Autism Spectrum Australia

Education focus 2014

"Imagine a world where autism was the norm, and non-autistic or neuro-typical were the minority. Let's try it: those who feel the need to constantly be with a variety of friends are considered fickle. Those with no propensity for computers and science are called geeks. Those with no special interest are thought to be ungrounded and lost.

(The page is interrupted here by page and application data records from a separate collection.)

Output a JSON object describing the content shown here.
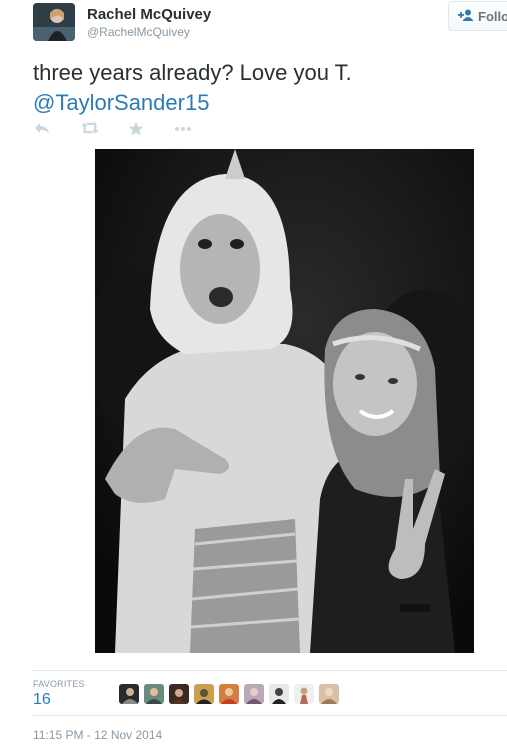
{
  "user": {
    "name": "Rachel McQuivey",
    "handle": "@RachelMcQuivey",
    "follow_label": "Follow"
  },
  "tweet": {
    "text": "three years already? Love you T.",
    "mention": "@TaylorSander15",
    "actions": [
      {
        "icon": "reply-icon"
      },
      {
        "icon": "retweet-icon"
      },
      {
        "icon": "favorite-star-icon"
      },
      {
        "icon": "more-dots-icon"
      }
    ]
  },
  "stats": {
    "favorites_label": "FAVORITES",
    "favorites_count": "16",
    "favoriters_count": 9
  },
  "timestamp": "11:15 PM - 12 Nov 2014",
  "colors": {
    "link": "#2b7bb9",
    "text": "#292f33",
    "muted": "#8899a6",
    "icon": "#ccd6dd"
  }
}
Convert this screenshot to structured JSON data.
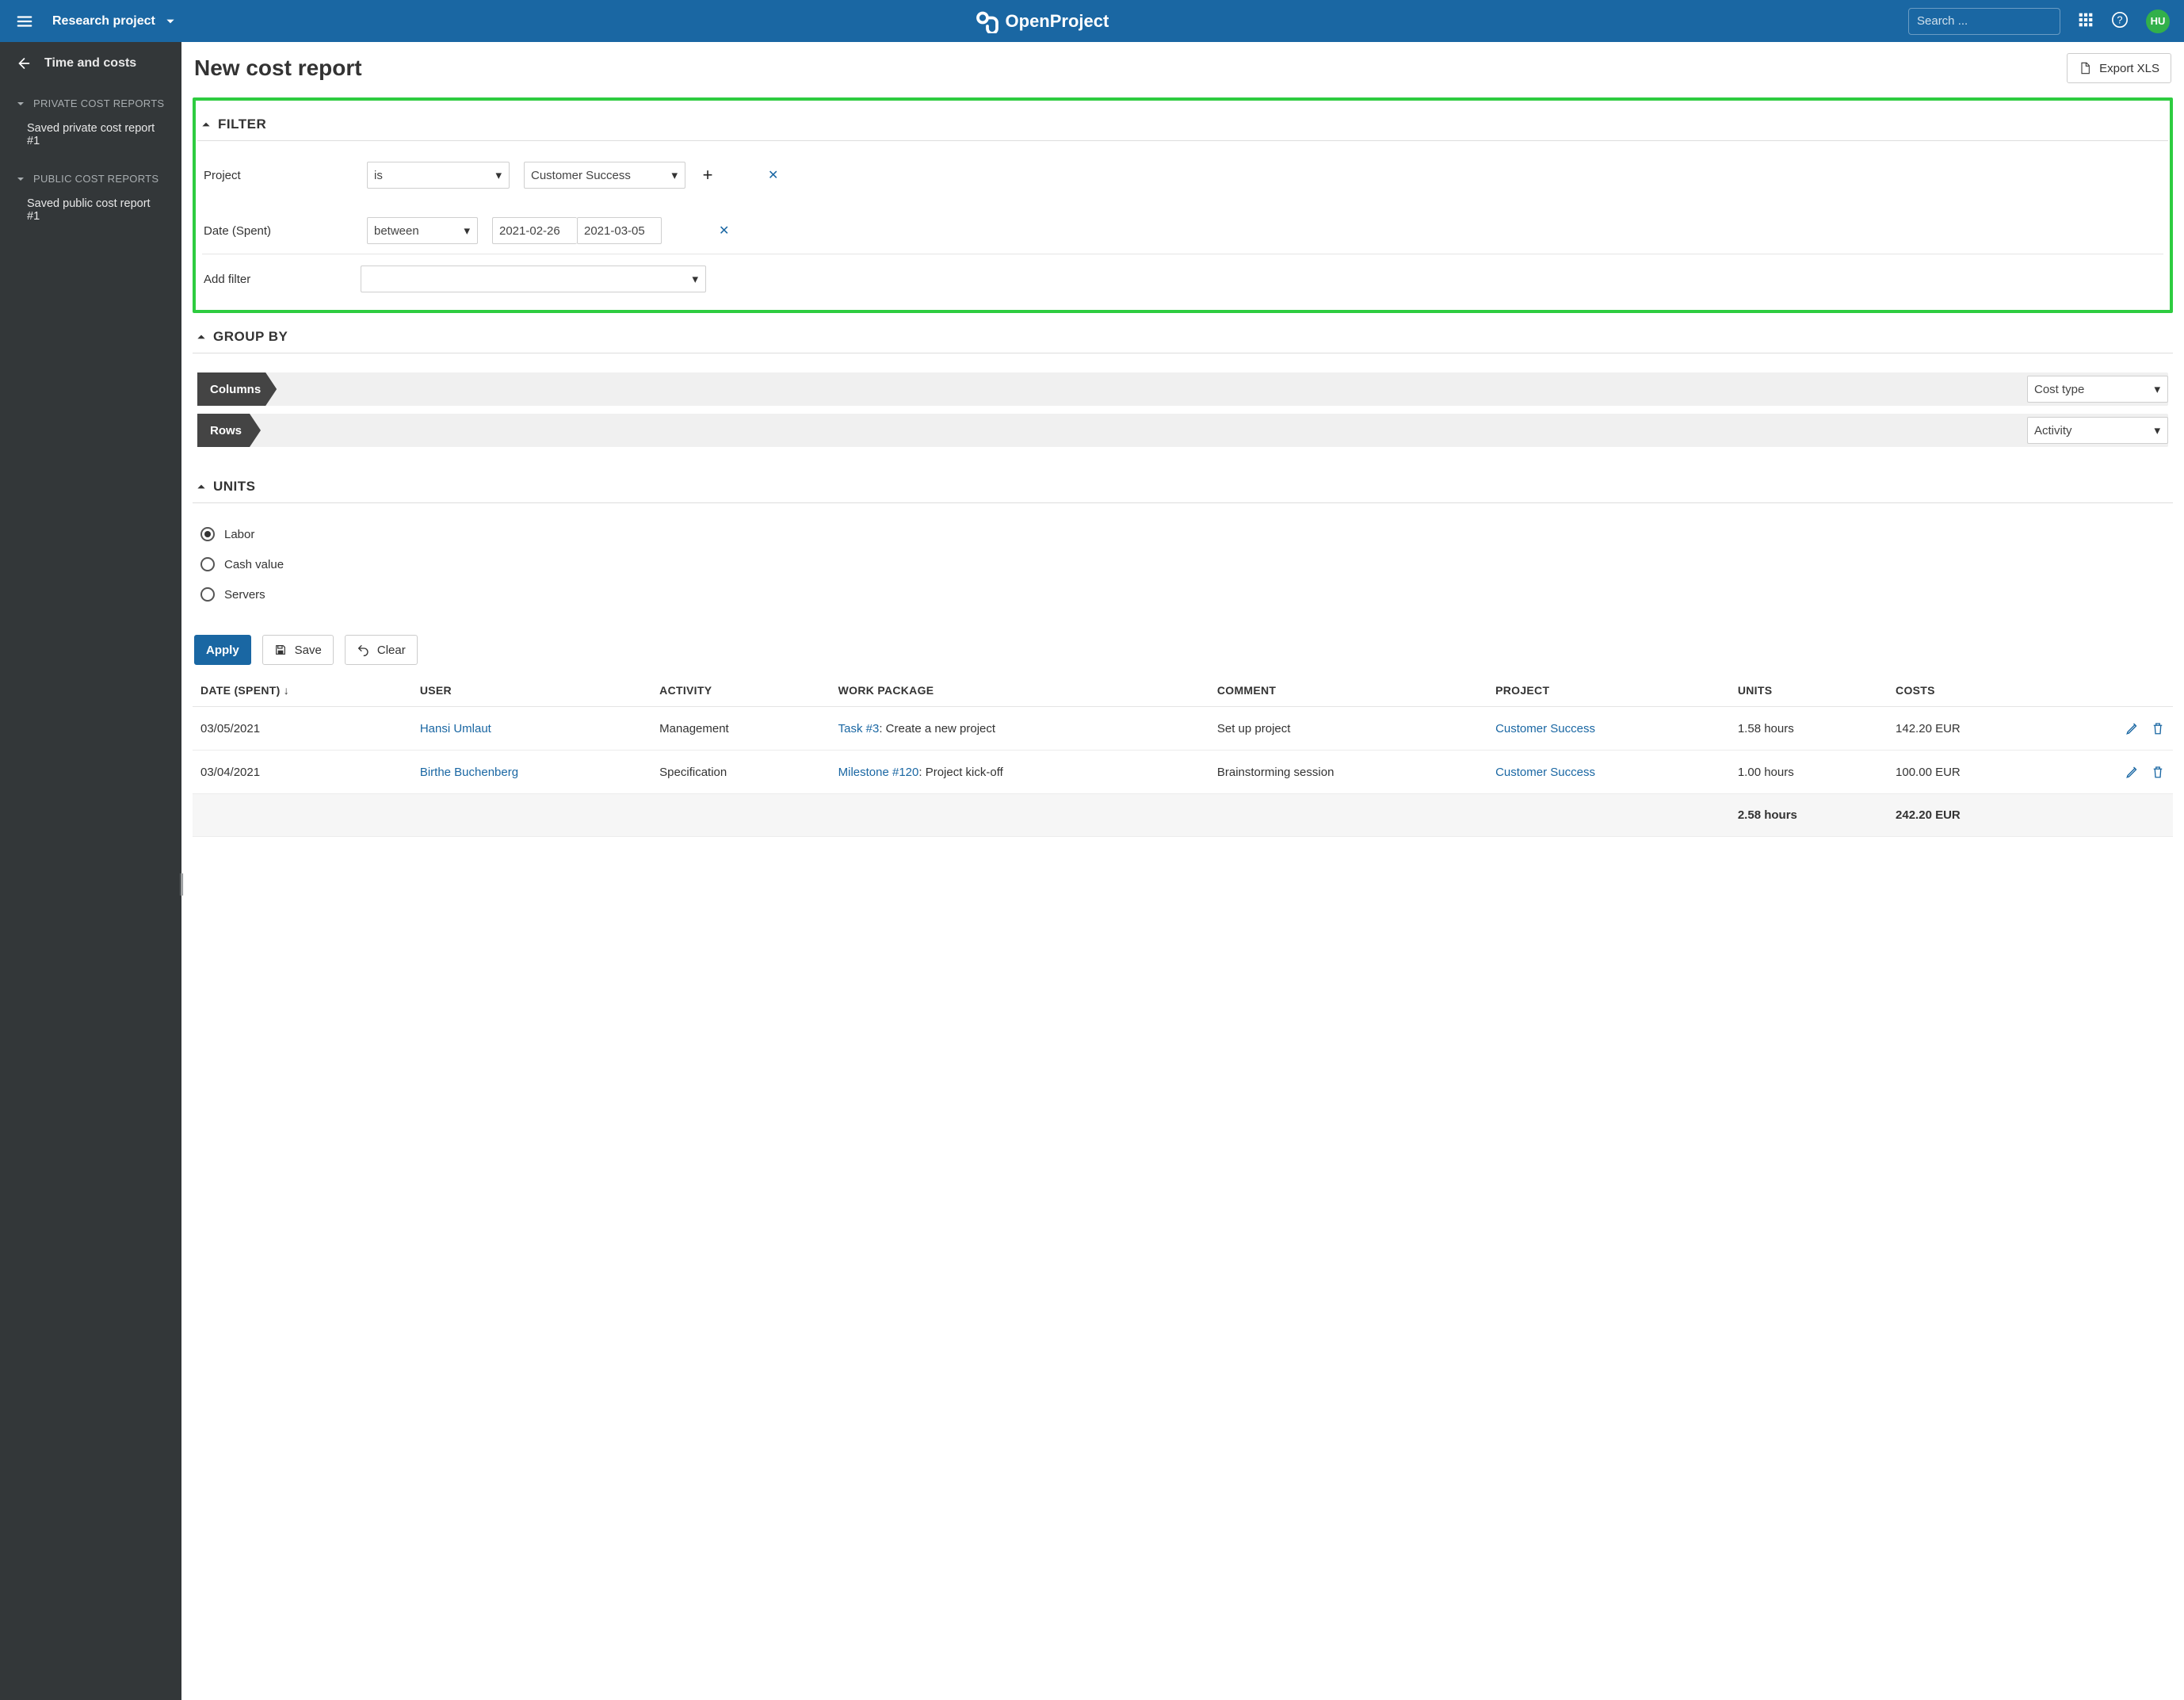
{
  "header": {
    "project_name": "Research project",
    "search_placeholder": "Search ...",
    "avatar_initials": "HU"
  },
  "sidebar": {
    "back_label": "Time and costs",
    "groups": [
      {
        "title": "PRIVATE COST REPORTS",
        "items": [
          "Saved private cost report #1"
        ]
      },
      {
        "title": "PUBLIC COST REPORTS",
        "items": [
          "Saved public cost report #1"
        ]
      }
    ]
  },
  "page": {
    "title": "New cost report",
    "export_label": "Export XLS"
  },
  "sections": {
    "filter": "FILTER",
    "groupby": "GROUP BY",
    "units": "UNITS"
  },
  "filters": {
    "project": {
      "label": "Project",
      "operator": "is",
      "value": "Customer Success"
    },
    "date": {
      "label": "Date (Spent)",
      "operator": "between",
      "from": "2021-02-26",
      "to": "2021-03-05"
    },
    "add_label": "Add filter"
  },
  "groupby": {
    "columns_label": "Columns",
    "rows_label": "Rows",
    "columns_add": "Cost type",
    "rows_add": "Activity"
  },
  "units": {
    "options": [
      "Labor",
      "Cash value",
      "Servers"
    ],
    "selected": "Labor"
  },
  "actions": {
    "apply": "Apply",
    "save": "Save",
    "clear": "Clear"
  },
  "table": {
    "headers": {
      "date": "DATE (SPENT)",
      "user": "USER",
      "activity": "ACTIVITY",
      "wp": "WORK PACKAGE",
      "comment": "COMMENT",
      "project": "PROJECT",
      "units": "UNITS",
      "costs": "COSTS"
    },
    "rows": [
      {
        "date": "03/05/2021",
        "user": "Hansi Umlaut",
        "activity": "Management",
        "wp_id": "Task #3",
        "wp_rest": ": Create a new project",
        "comment": "Set up project",
        "project": "Customer Success",
        "units": "1.58 hours",
        "costs": "142.20 EUR"
      },
      {
        "date": "03/04/2021",
        "user": "Birthe Buchenberg",
        "activity": "Specification",
        "wp_id": "Milestone #120",
        "wp_rest": ": Project kick-off",
        "comment": "Brainstorming session",
        "project": "Customer Success",
        "units": "1.00 hours",
        "costs": "100.00 EUR"
      }
    ],
    "totals": {
      "units": "2.58 hours",
      "costs": "242.20 EUR"
    }
  }
}
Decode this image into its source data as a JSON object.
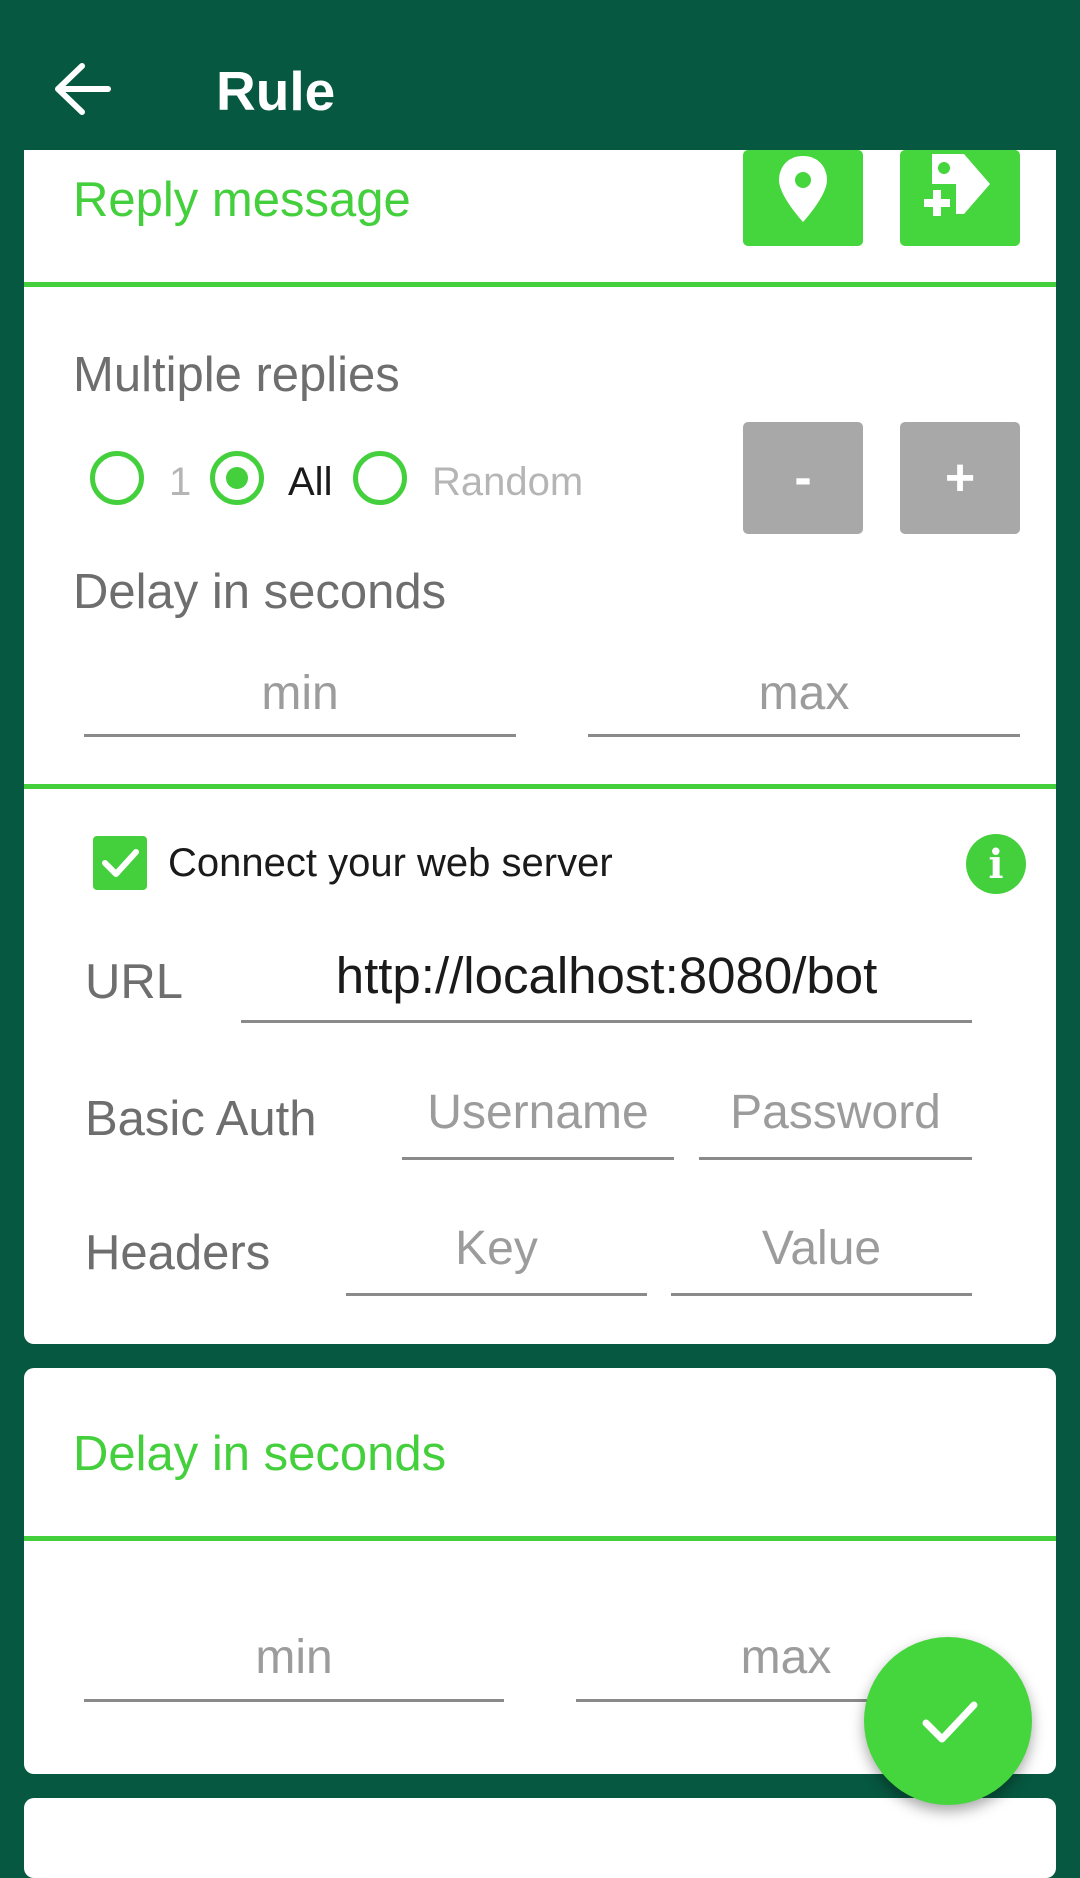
{
  "header": {
    "title": "Rule"
  },
  "reply": {
    "title": "Reply message"
  },
  "multiple": {
    "title": "Multiple replies",
    "options": [
      "1",
      "All",
      "Random"
    ],
    "selected": "All",
    "minus_label": "-",
    "plus_label": "+"
  },
  "delay1": {
    "title": "Delay in seconds",
    "min_placeholder": "min",
    "max_placeholder": "max"
  },
  "webserver": {
    "checkbox_label": "Connect your web server",
    "checked": true,
    "info_label": "i",
    "url_label": "URL",
    "url_value": "http://localhost:8080/bot",
    "auth_label": "Basic Auth",
    "username_placeholder": "Username",
    "password_placeholder": "Password",
    "headers_label": "Headers",
    "key_placeholder": "Key",
    "value_placeholder": "Value"
  },
  "delay2": {
    "title": "Delay in seconds",
    "min_placeholder": "min",
    "max_placeholder": "max"
  },
  "icons": {
    "back": "arrow-left-icon",
    "location": "location-pin-icon",
    "add_tag": "add-tag-icon",
    "info": "info-icon",
    "check": "check-icon"
  },
  "colors": {
    "primary_dark": "#075840",
    "accent_green": "#44cf3c",
    "gray_button": "#a8a8a8"
  }
}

Those without obsessive focus have to take classes to cultivate it.” – Rudy Simone (2011)

View the video

When we consider the students in our schools we need to ask ourselves the question – does every child matter?

Universally the answer would be – of course.

Every child has the right to be healthy, stay safe, enjoy life and achieve, make a positive contribution to society and enjoy economic wellbeing.

We know this is possible for a child with autism because we have the evidence to show it: we see it daily in the successes of the young people we work with; in the views and thoughts of parents, carers and students themselves; through the observations of other professionals; and from the data we collect through our monitoring and evaluation as teachers.

A student with autism has the same rights and expectations as every other child in our schools and the way in which they are included in our mainstream schools is fundamental to their ability to achieve the same goals as other children.

This quarter, following the tremendous success of the inaugural Aspect Autism in Education Conference, we are focusing on education.


  • Presentations from the Conference
  • Podcasts:
    • Teaching and learning featuring Jacqui Roberts, Chair of Autism Griffith University, Queensland; Trevor Clark, Director of Education, Aspect; and Kerry Bissaker, Associate Dean, School of Education, Flinders University, Adelaide
    • Inclusion and the individual, featuring Carol Barnes, Australian National Coordinator of Gifted Learners with Disability, a national online learning community and support group; Natalia Ranson, Clinical psychologist specialising in children with autism; and Matthew Bennet, a PhD candidate in the Department of Disability and Community Inclusion at Flinders University in Adelaide
    • Mental health and well-being, featuring David Dossetor, Child Psychiatrist and Director for mental health for Sydney Children’s Hospital Network; Kerrie Nelson, Principal Giant Steps; and Andrea Garner, who recently completed a Masters of Education focusing on autism, at Birmingham University

Keynote presentations from the Conference

  • Dr Lisa Ruble, Professor in the Department of Educational, School, and Counseling Psychology at the University of Kentucky
  • Dr Barry Coughlan, Assistant Director of the Doctoral Programme in Clinical Psychology, University of Limerick, Ireland \
  • Judy Brewer, Chair of the Cooperative Research Centre for Living with Autism (Autism CRC)

Aspect has also been working with the Department of Education and Early Childhood Development (DEECD) in Victoria to produce a comprehensive resource for parents, teachers and other professionals. Topics include:

Or go to Autism Resources on the DEECD website

Education focus 2014